Wednesday, 17 February 2010

Post War Britain - A Political History

I mentioned a while back that I read so few books now compared to a few decades of stuffing a lot of print down my visual oseophagus that I feel compelled to blog each completed book. The good news is that I'm no longer plodding through publications that I feel obliged to read or just don't really enjoy. So while that copy of Moby Dick is waiting to be read as a gift from Christmas, it doesn't feel right quite now.

I guess it's the sort of book I'd really dig on a long bus ride to nowhere like my own Burmese Days where if it were not for time available, I'd  could not have completed The Life and Opinions of Tristram Shandy. Something I'd have to say is impossible now given competing distractions but it served well on the way from Rangoon to Ngapali Beach on the Bay of Bengal in Burma and back again to the creaking, decaying capital in buses that I'll never forget.

I picked the book above from a charity book store in Hong Kong for 10 Bucks. I used to cream through this sort of stuff and the book reminded me why. While I'm  no longer as fanatical about politics (don't the Corporations call the shots these days?) this book was a fresh digging of a field left fallow for some time. I'd forgotten the names of the the real political left from the  60's and 70's in the UK. Mick McGahey, Bill Morris, Frank Cousins, Jimmy Knapp and so on and so forth. They don't exist now. I don't know any characters in Parliament. Even Dave looks like the kind of PM who if he does well is a chancer who lucked out.

Those old Labour characters seem so much more authentic now then how I used to perceive them. Nobody could argue that they were in it for the money or the glory. They dressed like shit, looked like shit and paid themselves less than shit. But somehow, they had a vision of working class Britain that never really materialised given the sloth of British industry prior to Thatcher but that doesn't mean that if the UK had inexplicably lurched to the left and say Militant had gotten a stranglehold on British politics, I'm quite sure that the Brits would have made the best hardcore communists in Europe.

Commies to be reckoned with. Don't ask me why and even more importantly don't ask me if that's a good thing.

The best and most gripping part of the book was the narrative leading up to, through and just after the Falklands war. There are so many details I had no idea of at the time that reading it was a joyous and pure lesson in history that I can never quite pay the proper tribute to.

However let's try; apart from Socialist Red Blood pumping through secondary picketing, and war torn limbs pumping arterial blood from HMS Sir Galahad or the Battle for Goose Green the book is a bit shit and pedestrian in parts.

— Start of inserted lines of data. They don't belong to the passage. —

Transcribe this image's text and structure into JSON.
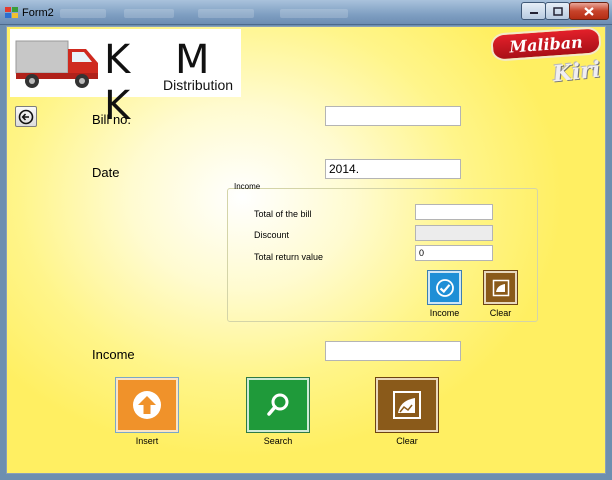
{
  "window": {
    "title": "Form2"
  },
  "colors": {
    "orange": "#f0922a",
    "green": "#1f9a3a",
    "brown": "#8a5a1a",
    "blue": "#1f8fd6",
    "yellow": "#fff58a"
  },
  "header": {
    "logo_text": "K M K",
    "logo_subtitle": "Distribution",
    "brand": "Maliban",
    "brand_sub": "Kiri"
  },
  "form": {
    "bill_label": "Bill no.",
    "bill_value": "",
    "date_label": "Date",
    "date_value": "2014.",
    "income_label": "Income",
    "income_value": ""
  },
  "income_group": {
    "title": "Income",
    "total_label": "Total of the bill",
    "total_value": "",
    "discount_label": "Discount",
    "discount_value": "",
    "return_label": "Total return value",
    "return_value": "0",
    "income_button": "Income",
    "clear_button": "Clear"
  },
  "actions": {
    "insert": "Insert",
    "search": "Search",
    "clear": "Clear"
  },
  "icons": {
    "back": "arrow-left-circle-icon",
    "insert": "arrow-up-circle-icon",
    "search": "magnifier-icon",
    "clear": "eraser-icon",
    "income": "checkmark-icon"
  }
}
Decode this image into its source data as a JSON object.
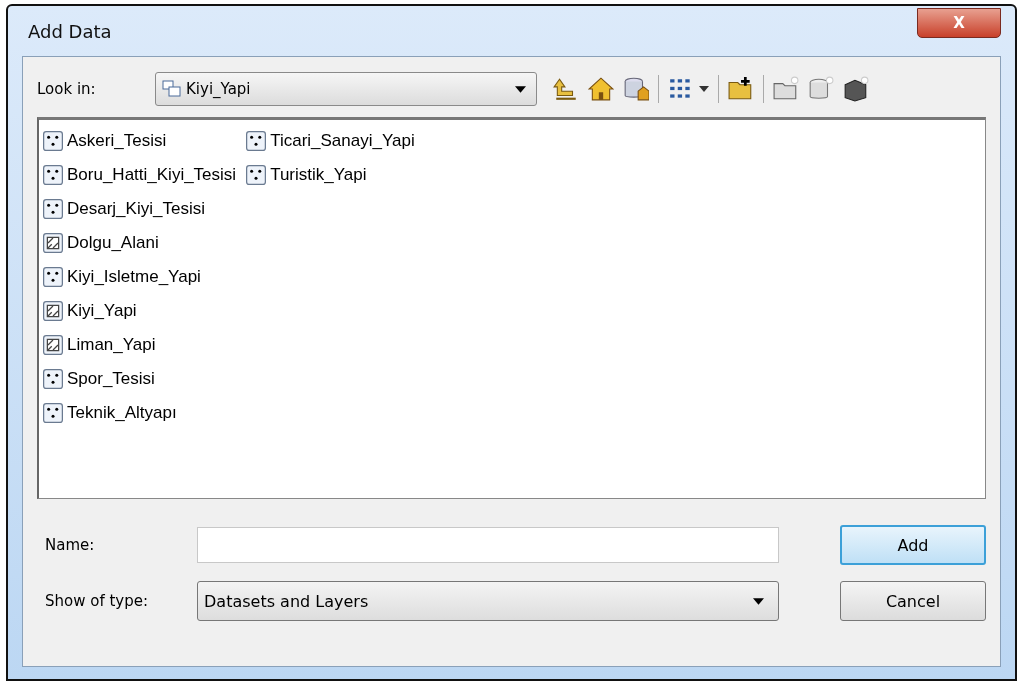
{
  "window": {
    "title": "Add Data",
    "close_glyph": "X"
  },
  "look_in": {
    "label": "Look in:",
    "value": "Kiyi_Yapi"
  },
  "items": [
    {
      "name": "Askeri_Tesisi",
      "kind": "point"
    },
    {
      "name": "Boru_Hatti_Kiyi_Tesisi",
      "kind": "point"
    },
    {
      "name": "Desarj_Kiyi_Tesisi",
      "kind": "point"
    },
    {
      "name": "Dolgu_Alani",
      "kind": "polygon"
    },
    {
      "name": "Kiyi_Isletme_Yapi",
      "kind": "point"
    },
    {
      "name": "Kiyi_Yapi",
      "kind": "polygon"
    },
    {
      "name": "Liman_Yapi",
      "kind": "polygon"
    },
    {
      "name": "Spor_Tesisi",
      "kind": "point"
    },
    {
      "name": "Teknik_Altyapı",
      "kind": "point"
    },
    {
      "name": "Ticari_Sanayi_Yapi",
      "kind": "point"
    },
    {
      "name": "Turistik_Yapi",
      "kind": "point"
    }
  ],
  "name_field": {
    "label": "Name:"
  },
  "type_field": {
    "label": "Show of type:",
    "value": "Datasets and Layers"
  },
  "buttons": [
    "Add",
    "Cancel"
  ]
}
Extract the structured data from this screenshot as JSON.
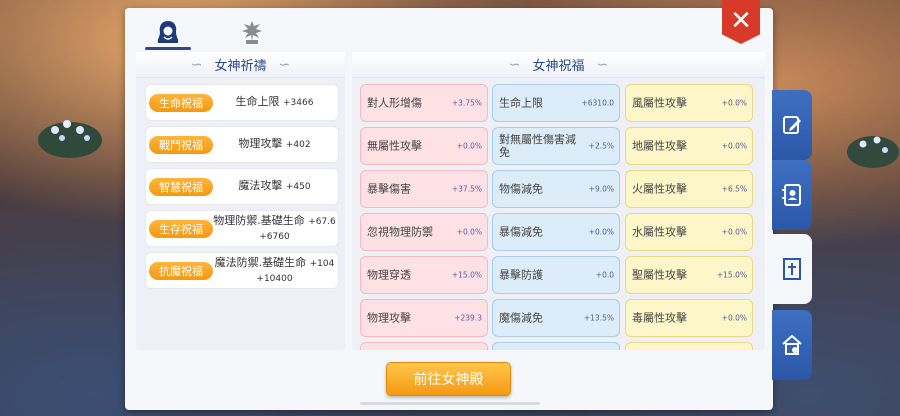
{
  "top_tabs": [
    {
      "icon": "goddess-portrait-icon",
      "active": true
    },
    {
      "icon": "goddess-statue-icon",
      "active": false
    }
  ],
  "close_label": "✕",
  "left_section": {
    "title": "女神祈禱",
    "blessings": [
      {
        "tag": "生命祝福",
        "stat": "生命上限",
        "value": "+3466",
        "value2": ""
      },
      {
        "tag": "戰鬥祝福",
        "stat": "物理攻擊",
        "value": "+402",
        "value2": ""
      },
      {
        "tag": "智慧祝福",
        "stat": "魔法攻擊",
        "value": "+450",
        "value2": ""
      },
      {
        "tag": "生存祝福",
        "stat": "物理防禦.基礎生命",
        "value": "+67.6",
        "value2": "+6760"
      },
      {
        "tag": "抗魔祝福",
        "stat": "魔法防禦.基礎生命",
        "value": "+104",
        "value2": "+10400"
      }
    ]
  },
  "right_section": {
    "title": "女神祝福",
    "grid": [
      [
        {
          "label": "對人形增傷",
          "value": "+3.75%"
        },
        {
          "label": "生命上限",
          "value": "+6310.0"
        },
        {
          "label": "風屬性攻擊",
          "value": "+0.0%"
        }
      ],
      [
        {
          "label": "無屬性攻擊",
          "value": "+0.0%"
        },
        {
          "label": "對無屬性傷害減免",
          "value": "+2.5%"
        },
        {
          "label": "地屬性攻擊",
          "value": "+0.0%"
        }
      ],
      [
        {
          "label": "暴擊傷害",
          "value": "+37.5%"
        },
        {
          "label": "物傷減免",
          "value": "+9.0%"
        },
        {
          "label": "火屬性攻擊",
          "value": "+6.5%"
        }
      ],
      [
        {
          "label": "忽視物理防禦",
          "value": "+0.0%"
        },
        {
          "label": "暴傷減免",
          "value": "+0.0%"
        },
        {
          "label": "水屬性攻擊",
          "value": "+0.0%"
        }
      ],
      [
        {
          "label": "物理穿透",
          "value": "+15.0%"
        },
        {
          "label": "暴擊防護",
          "value": "+0.0"
        },
        {
          "label": "聖屬性攻擊",
          "value": "+15.0%"
        }
      ],
      [
        {
          "label": "物理攻擊",
          "value": "+239.3"
        },
        {
          "label": "魔傷減免",
          "value": "+13.5%"
        },
        {
          "label": "毒屬性攻擊",
          "value": "+0.0%"
        }
      ]
    ]
  },
  "goto_button": "前往女神殿",
  "side_tabs": [
    {
      "icon": "edit-note-icon",
      "active": false
    },
    {
      "icon": "contact-book-icon",
      "active": false
    },
    {
      "icon": "goddess-shrine-icon",
      "active": true
    },
    {
      "icon": "guild-house-icon",
      "active": false
    }
  ]
}
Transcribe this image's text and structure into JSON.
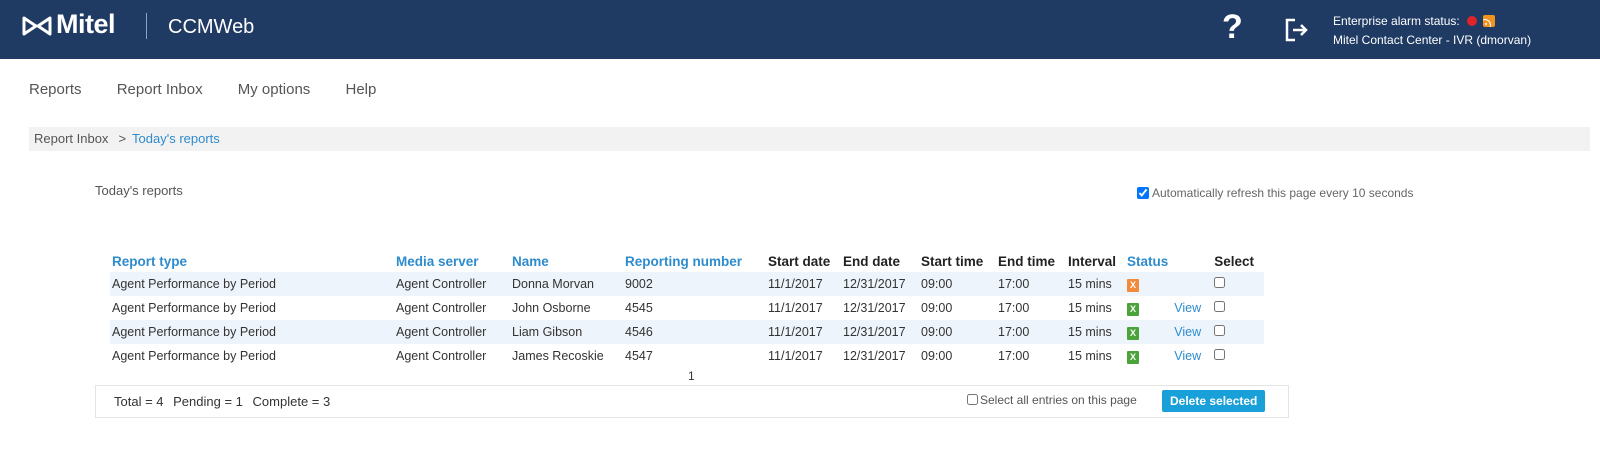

Mainly because of its obsession with the electoral numbers which leads me nicely on to my next post....

But in case anybody can spark me into devouring Moby Dick, I'd be interested to hear why. Go on. 

Taunt me into reading it.